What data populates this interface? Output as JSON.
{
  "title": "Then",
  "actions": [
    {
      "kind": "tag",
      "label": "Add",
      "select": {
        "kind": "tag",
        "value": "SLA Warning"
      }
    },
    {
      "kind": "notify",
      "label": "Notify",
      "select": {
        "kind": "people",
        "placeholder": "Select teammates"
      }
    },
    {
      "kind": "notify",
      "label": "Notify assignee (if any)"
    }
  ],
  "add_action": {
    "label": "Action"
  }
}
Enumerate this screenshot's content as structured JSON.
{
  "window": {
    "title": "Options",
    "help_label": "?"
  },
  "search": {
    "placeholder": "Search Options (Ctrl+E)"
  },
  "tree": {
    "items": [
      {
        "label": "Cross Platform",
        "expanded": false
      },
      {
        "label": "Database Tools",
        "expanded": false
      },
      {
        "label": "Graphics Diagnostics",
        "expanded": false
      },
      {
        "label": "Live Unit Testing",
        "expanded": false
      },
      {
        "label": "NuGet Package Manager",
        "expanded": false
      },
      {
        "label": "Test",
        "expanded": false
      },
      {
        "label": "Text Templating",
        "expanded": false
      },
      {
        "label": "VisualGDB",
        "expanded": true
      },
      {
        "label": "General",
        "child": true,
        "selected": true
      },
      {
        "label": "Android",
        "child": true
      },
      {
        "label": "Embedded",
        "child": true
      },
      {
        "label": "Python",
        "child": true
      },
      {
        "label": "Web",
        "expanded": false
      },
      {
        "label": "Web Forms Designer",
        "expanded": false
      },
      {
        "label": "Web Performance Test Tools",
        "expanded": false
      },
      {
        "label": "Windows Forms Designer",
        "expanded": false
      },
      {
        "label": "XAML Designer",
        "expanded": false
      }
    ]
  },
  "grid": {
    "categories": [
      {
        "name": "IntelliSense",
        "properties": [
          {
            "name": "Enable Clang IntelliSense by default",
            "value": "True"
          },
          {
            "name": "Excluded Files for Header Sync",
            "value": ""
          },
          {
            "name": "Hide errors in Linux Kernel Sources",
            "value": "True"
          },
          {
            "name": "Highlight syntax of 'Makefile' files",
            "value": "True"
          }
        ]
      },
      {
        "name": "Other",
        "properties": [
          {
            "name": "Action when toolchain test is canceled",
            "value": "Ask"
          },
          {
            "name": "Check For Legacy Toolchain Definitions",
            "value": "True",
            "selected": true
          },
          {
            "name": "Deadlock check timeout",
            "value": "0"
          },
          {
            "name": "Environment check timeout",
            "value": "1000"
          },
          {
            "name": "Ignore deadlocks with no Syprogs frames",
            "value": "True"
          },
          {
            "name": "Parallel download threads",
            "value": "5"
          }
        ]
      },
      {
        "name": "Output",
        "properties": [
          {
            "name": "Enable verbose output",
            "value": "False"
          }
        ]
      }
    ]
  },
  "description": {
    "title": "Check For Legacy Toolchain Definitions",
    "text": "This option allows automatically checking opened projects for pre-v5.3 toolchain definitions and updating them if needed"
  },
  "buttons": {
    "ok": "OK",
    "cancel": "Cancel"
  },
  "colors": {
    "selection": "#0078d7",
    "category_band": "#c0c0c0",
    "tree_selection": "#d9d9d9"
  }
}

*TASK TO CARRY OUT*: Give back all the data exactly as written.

*TASK OUTPUT*:
What data populates this interface? Output as JSON.
{
  "title": "Then",
  "actions": [
    {
      "kind": "tag",
      "label": "Add",
      "select": {
        "kind": "tag",
        "value": "SLA Warning"
      }
    },
    {
      "kind": "notify",
      "label": "Notify",
      "select": {
        "kind": "people",
        "placeholder": "Select teammates"
      }
    },
    {
      "kind": "notify",
      "label": "Notify assignee (if any)"
    }
  ],
  "add_action": {
    "label": "Action"
  }
}
Enumerate this screenshot's content as structured JSON.
{
  "window": {
    "title": "Options",
    "help_label": "?"
  },
  "search": {
    "placeholder": "Search Options (Ctrl+E)"
  },
  "tree": {
    "items": [
      {
        "label": "Cross Platform",
        "expanded": false
      },
      {
        "label": "Database Tools",
        "expanded": false
      },
      {
        "label": "Graphics Diagnostics",
        "expanded": false
      },
      {
        "label": "Live Unit Testing",
        "expanded": false
      },
      {
        "label": "NuGet Package Manager",
        "expanded": false
      },
      {
        "label": "Test",
        "expanded": false
      },
      {
        "label": "Text Templating",
        "expanded": false
      },
      {
        "label": "VisualGDB",
        "expanded": true
      },
      {
        "label": "General",
        "child": true,
        "selected": true
      },
      {
        "label": "Android",
        "child": true
      },
      {
        "label": "Embedded",
        "child": true
      },
      {
        "label": "Python",
        "child": true
      },
      {
        "label": "Web",
        "expanded": false
      },
      {
        "label": "Web Forms Designer",
        "expanded": false
      },
      {
        "label": "Web Performance Test Tools",
        "expanded": false
      },
      {
        "label": "Windows Forms Designer",
        "expanded": false
      },
      {
        "label": "XAML Designer",
        "expanded": false
      }
    ]
  },
  "grid": {
    "categories": [
      {
        "name": "IntelliSense",
        "properties": [
          {
            "name": "Enable Clang IntelliSense by default",
            "value": "True"
          },
          {
            "name": "Excluded Files for Header Sync",
            "value": ""
          },
          {
            "name": "Hide errors in Linux Kernel Sources",
            "value": "True"
          },
          {
            "name": "Highlight syntax of 'Makefile' files",
            "value": "True"
          }
        ]
      },
      {
        "name": "Other",
        "properties": [
          {
            "name": "Action when toolchain test is canceled",
            "value": "Ask"
          },
          {
            "name": "Check For Legacy Toolchain Definitions",
            "value": "True",
            "selected": true
          },
          {
            "name": "Deadlock check timeout",
            "value": "0"
          },
          {
            "name": "Environment check timeout",
            "value": "1000"
          },
          {
            "name": "Ignore deadlocks with no Syprogs frames",
            "value": "True"
          },
          {
            "name": "Parallel download threads",
            "value": "5"
          }
        ]
      },
      {
        "name": "Output",
        "properties": [
          {
            "name": "Enable verbose output",
            "value": "False"
          }
        ]
      }
    ]
  },
  "description": {
    "title": "Check For Legacy Toolchain Definitions",
    "text": "This option allows automatically checking opened projects for pre-v5.3 toolchain definitions and updating them if needed"
  },
  "buttons": {
    "ok": "OK",
    "cancel": "Cancel"
  },
  "colors": {
    "selection": "#0078d7",
    "category_band": "#c0c0c0",
    "tree_selection": "#d9d9d9"
  }
}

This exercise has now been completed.